### ACTIVITY
In the entries below, identify every line with the string "Documentos" and copy it.

### MATERIAL SHOWN
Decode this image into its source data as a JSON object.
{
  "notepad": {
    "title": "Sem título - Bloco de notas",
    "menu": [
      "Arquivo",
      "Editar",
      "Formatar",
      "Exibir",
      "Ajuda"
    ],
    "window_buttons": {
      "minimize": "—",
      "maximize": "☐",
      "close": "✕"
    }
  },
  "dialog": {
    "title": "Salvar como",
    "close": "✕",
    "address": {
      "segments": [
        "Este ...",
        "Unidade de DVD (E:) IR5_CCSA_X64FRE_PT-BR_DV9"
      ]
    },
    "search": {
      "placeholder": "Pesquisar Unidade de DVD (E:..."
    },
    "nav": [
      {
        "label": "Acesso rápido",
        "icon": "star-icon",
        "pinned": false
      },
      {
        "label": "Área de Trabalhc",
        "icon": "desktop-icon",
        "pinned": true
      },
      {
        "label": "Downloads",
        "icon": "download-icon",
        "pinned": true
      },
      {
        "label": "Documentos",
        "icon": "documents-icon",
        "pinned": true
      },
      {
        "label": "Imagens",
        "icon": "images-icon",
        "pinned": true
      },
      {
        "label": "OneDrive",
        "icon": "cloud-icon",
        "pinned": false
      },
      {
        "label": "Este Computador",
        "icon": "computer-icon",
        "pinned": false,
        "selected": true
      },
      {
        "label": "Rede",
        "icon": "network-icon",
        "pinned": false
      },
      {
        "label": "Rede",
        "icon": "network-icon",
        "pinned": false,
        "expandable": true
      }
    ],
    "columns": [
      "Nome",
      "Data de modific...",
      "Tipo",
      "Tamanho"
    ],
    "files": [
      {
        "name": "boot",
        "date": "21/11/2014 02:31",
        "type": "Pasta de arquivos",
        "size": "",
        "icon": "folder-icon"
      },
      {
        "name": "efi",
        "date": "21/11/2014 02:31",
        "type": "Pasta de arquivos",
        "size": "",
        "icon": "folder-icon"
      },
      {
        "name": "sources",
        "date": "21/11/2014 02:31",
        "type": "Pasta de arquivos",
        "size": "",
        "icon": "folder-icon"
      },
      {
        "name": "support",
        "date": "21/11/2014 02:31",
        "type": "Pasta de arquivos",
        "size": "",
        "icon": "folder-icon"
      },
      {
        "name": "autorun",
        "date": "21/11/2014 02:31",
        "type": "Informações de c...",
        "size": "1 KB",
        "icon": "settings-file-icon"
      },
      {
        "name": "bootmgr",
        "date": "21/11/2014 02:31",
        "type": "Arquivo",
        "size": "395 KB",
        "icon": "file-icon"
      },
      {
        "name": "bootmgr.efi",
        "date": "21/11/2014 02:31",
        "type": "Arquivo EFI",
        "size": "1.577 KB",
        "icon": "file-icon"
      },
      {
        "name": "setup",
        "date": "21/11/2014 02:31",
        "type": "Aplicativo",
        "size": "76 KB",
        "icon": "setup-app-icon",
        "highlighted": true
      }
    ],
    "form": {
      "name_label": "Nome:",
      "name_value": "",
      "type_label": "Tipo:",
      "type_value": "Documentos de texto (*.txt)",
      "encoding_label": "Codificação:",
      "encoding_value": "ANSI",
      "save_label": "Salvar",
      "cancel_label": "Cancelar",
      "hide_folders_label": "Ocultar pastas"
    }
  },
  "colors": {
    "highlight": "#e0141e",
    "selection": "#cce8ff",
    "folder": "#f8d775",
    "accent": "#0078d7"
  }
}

### OUTPUT
        "label": "Documentos",
      "type_value": "Documentos de texto (*.txt)",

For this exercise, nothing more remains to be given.